migraineheadache (#1,866)

I didn't see Vertigo until my late twenties and thought it was about living out the fantasy of a loved one's death "being a mistake" on-screen. I don't think it could be spoiled either.

Jeff Barea (#4,298)

Vertigo? Was that the Hitchcock movie that was remade by Gene Wilder? Cuz Gene Wilder was funny.

Jeff Barea (#4,298)

Still some more bugs to work out at the other site, but geez, this work crap is annoying.

Jeff Barea (#4,298)

Max finally noticed the Turkish hacker groups.

Heh, dumbasses, they grabbed my sites way back in 99. They're pretty good and sneaky…

Jeff Barea (#4,298)

Oh crap, awesome – they're targeting Hugo Chavez… BRILLIANT TURKALOOSAS!

Jeff Barea (#4,298)

Oh, look, Max Power discovered A GOLD SCAMMMMMMMM!!!!!!j!!!!

The scam? Buying gold at retail prices is not the same as buying it at wholesale prices.


Let's all think back to our college days. That book you bought in the student bookstore had a 25% markup. Yes, it did. Don't argue. I know it. Intimately. Yes.

Oh, and if you wrote in that book, it would have a resale value less than a pristine version.

Therefore gold coins, while pretty and all that have a resale value less than their retail value just because of that.

Why? I don't know, the whole transactional costs of smelting it down to bullion in order for its value to be increased by it portability.

So the scam is that people are still not educating themselves about what they spend their money on.

Walk into any Times Square electronics shop and pay retail like an idiot.

Hey, look, if you insisted on paying the price I quote…how is that actually a scam? You get the thing you want.
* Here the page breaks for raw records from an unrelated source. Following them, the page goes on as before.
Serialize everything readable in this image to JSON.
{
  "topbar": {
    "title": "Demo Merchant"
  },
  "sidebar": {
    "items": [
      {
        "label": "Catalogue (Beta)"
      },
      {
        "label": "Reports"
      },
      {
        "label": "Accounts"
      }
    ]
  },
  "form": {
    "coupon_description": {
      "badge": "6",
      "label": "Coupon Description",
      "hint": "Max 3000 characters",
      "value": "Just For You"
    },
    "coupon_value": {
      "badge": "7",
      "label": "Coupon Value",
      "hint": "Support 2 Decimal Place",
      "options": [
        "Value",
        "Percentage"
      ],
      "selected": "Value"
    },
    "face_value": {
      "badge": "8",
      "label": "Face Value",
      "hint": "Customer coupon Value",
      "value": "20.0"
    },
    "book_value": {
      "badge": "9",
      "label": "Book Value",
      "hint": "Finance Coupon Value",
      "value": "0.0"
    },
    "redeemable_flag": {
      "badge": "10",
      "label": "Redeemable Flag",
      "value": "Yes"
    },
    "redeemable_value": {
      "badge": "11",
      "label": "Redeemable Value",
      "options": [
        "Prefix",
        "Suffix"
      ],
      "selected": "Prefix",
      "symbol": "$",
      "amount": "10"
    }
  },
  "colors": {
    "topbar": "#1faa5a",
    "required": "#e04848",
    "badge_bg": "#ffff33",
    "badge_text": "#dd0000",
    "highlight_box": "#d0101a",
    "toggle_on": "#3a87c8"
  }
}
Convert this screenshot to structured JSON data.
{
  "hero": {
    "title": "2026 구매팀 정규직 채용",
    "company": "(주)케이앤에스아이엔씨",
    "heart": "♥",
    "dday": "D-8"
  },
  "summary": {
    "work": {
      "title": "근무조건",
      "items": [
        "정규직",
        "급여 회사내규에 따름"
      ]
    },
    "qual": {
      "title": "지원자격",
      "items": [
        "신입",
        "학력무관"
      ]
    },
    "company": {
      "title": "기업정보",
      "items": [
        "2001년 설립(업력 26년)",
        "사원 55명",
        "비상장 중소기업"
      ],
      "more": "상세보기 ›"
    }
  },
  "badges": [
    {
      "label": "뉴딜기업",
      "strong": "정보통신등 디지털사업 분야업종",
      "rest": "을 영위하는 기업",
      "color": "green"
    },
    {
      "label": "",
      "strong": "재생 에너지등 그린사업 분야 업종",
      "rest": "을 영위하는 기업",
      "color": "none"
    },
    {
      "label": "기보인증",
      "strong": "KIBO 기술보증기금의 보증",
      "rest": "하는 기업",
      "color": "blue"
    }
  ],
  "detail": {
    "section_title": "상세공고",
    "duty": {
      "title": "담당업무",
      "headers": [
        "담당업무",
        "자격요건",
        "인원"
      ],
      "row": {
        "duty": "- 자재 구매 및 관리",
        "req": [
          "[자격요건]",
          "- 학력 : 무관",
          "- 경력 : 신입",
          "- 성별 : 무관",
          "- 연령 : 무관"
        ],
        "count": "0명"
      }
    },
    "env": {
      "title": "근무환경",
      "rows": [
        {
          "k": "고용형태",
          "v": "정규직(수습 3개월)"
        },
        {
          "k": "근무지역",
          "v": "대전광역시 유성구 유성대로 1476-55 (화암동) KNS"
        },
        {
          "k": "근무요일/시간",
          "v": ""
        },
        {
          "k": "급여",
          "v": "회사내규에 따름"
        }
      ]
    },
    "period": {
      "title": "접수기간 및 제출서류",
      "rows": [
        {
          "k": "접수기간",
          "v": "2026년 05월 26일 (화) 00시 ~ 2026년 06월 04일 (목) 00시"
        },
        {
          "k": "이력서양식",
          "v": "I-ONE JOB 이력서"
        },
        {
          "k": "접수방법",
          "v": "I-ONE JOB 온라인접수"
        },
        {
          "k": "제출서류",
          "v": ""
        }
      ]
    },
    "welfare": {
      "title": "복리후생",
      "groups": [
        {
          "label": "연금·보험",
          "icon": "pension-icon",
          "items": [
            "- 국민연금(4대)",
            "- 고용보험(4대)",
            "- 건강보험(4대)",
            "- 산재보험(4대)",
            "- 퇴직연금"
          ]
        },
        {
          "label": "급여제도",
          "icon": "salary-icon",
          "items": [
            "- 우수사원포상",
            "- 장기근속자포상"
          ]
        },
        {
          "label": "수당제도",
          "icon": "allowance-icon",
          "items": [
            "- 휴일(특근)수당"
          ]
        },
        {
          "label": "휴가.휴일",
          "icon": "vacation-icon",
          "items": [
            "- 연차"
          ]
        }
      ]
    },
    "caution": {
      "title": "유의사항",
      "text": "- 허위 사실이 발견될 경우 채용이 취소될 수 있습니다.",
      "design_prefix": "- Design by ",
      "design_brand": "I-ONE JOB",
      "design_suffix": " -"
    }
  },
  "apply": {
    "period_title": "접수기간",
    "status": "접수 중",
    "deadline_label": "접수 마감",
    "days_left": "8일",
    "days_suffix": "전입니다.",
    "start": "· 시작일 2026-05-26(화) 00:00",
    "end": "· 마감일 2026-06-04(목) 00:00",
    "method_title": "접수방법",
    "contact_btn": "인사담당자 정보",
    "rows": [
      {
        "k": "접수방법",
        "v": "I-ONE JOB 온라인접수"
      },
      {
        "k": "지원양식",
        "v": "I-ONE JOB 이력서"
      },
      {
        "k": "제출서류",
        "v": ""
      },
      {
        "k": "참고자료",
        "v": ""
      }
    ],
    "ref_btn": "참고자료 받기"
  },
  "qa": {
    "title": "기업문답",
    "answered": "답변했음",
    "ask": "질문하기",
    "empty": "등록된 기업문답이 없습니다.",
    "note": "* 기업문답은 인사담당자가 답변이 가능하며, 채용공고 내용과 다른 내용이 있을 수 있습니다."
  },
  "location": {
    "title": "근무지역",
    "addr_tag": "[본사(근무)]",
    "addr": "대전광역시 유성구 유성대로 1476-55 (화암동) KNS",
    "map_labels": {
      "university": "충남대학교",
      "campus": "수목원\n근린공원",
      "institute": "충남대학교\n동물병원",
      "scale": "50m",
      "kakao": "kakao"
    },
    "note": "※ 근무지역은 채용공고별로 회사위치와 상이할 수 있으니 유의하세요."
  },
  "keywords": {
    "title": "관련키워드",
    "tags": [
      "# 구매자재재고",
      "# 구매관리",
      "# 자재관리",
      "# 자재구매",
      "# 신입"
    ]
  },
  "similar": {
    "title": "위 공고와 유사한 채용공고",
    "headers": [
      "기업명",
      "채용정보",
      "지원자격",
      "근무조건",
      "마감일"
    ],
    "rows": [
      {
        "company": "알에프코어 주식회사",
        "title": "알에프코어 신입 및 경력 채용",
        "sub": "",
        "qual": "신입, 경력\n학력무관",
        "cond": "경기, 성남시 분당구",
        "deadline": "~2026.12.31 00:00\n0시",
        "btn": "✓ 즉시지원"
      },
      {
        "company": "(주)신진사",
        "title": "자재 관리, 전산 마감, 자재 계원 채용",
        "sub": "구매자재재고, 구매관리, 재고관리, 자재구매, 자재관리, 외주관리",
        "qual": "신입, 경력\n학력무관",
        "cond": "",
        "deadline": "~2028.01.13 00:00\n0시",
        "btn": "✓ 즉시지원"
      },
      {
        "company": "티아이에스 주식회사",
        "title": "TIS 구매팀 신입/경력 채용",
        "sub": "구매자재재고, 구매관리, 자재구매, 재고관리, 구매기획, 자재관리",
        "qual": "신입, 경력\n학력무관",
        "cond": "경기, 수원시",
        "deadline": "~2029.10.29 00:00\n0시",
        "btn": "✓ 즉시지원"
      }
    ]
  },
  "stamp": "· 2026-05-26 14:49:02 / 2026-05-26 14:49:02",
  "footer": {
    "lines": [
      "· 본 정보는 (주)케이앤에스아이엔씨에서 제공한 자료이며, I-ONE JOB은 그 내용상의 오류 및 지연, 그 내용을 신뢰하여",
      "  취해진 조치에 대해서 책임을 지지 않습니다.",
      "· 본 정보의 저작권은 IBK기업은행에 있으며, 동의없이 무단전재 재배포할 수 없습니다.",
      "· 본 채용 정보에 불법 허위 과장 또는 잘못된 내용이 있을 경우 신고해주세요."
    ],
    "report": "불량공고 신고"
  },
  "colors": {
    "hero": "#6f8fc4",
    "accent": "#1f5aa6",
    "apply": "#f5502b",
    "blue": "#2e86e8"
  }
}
That you say yes to. At the price you were quoted.

Oh, but the they have dementia and were cajoled into paying…that's what every goddamn sales person does, regardless of industry, regardless of project.

Salespeople are there to sell.

You don't actually have to buy.

Jeff Barea (#4,298)

Oh, look, Max Power finally found a 6 day old article to comment on badly. Why even bother at this point.

Just type:


Jeff Barea (#4,298)

I do battle with hypocrites in the conservative side this time:

Jeff Barea (#4,298)

Good news. TO get my Emergency unemployment compensation I have to answer two questions: 1) Have I worked since I was unemployed… 2) Have I left a job since my unemployment benefits lapsed…

Not bloody likely.

As hard as I look for a job I am lucky to have monthly static expenses of $550/month and benefits of $417/week.

God I need to find a job before my 5 months of emergency unemployment benefits lapse or I'll lose everything.

Totally getting a new iPhone next week though! YAY!

Clip Arthur (#2,024)

Jeff Barea deserves to take over Larry King's slot.

garge (#736)

I thought about it, and I feel that it would really kill the magic if he lives in Brisbane or Minsk. There is something essential about his being nocturnal for me, mystique-wise.

Clip Arthur (#2,024)

It is a sad and beautiful world!

Screen Name (#2,416)

Don't forget mysterious!

Clip Arthur (#2,024)

Yeah, it's a sad, beautiful and mysterious world buddy.

ester (#6,436)

Hitchcock was obsessed with keeping the details of "Psycho" private, though. He made the cast and crew pledge not to divulge information and started a whole marketing campaign to convince viewers to keep the ending to themselves.

It's true that a great piece of art isn't spoiled when part of the plot is revealed. It's also true that a person's initial experience can be, if not spoiled, then at least affected in a way that would make Hitch growl by knowing too much going in.

More here:

Tasha Wassink (#6,439)

Hmm, I still love "The Sting" and re-watch it frequently, but if someone had spoiled the ending for me before the first time I watched it, it would have made me sad. It wouldn't make it any less of a great movie, but that initial "sting" is part of the fun.

Post a Comment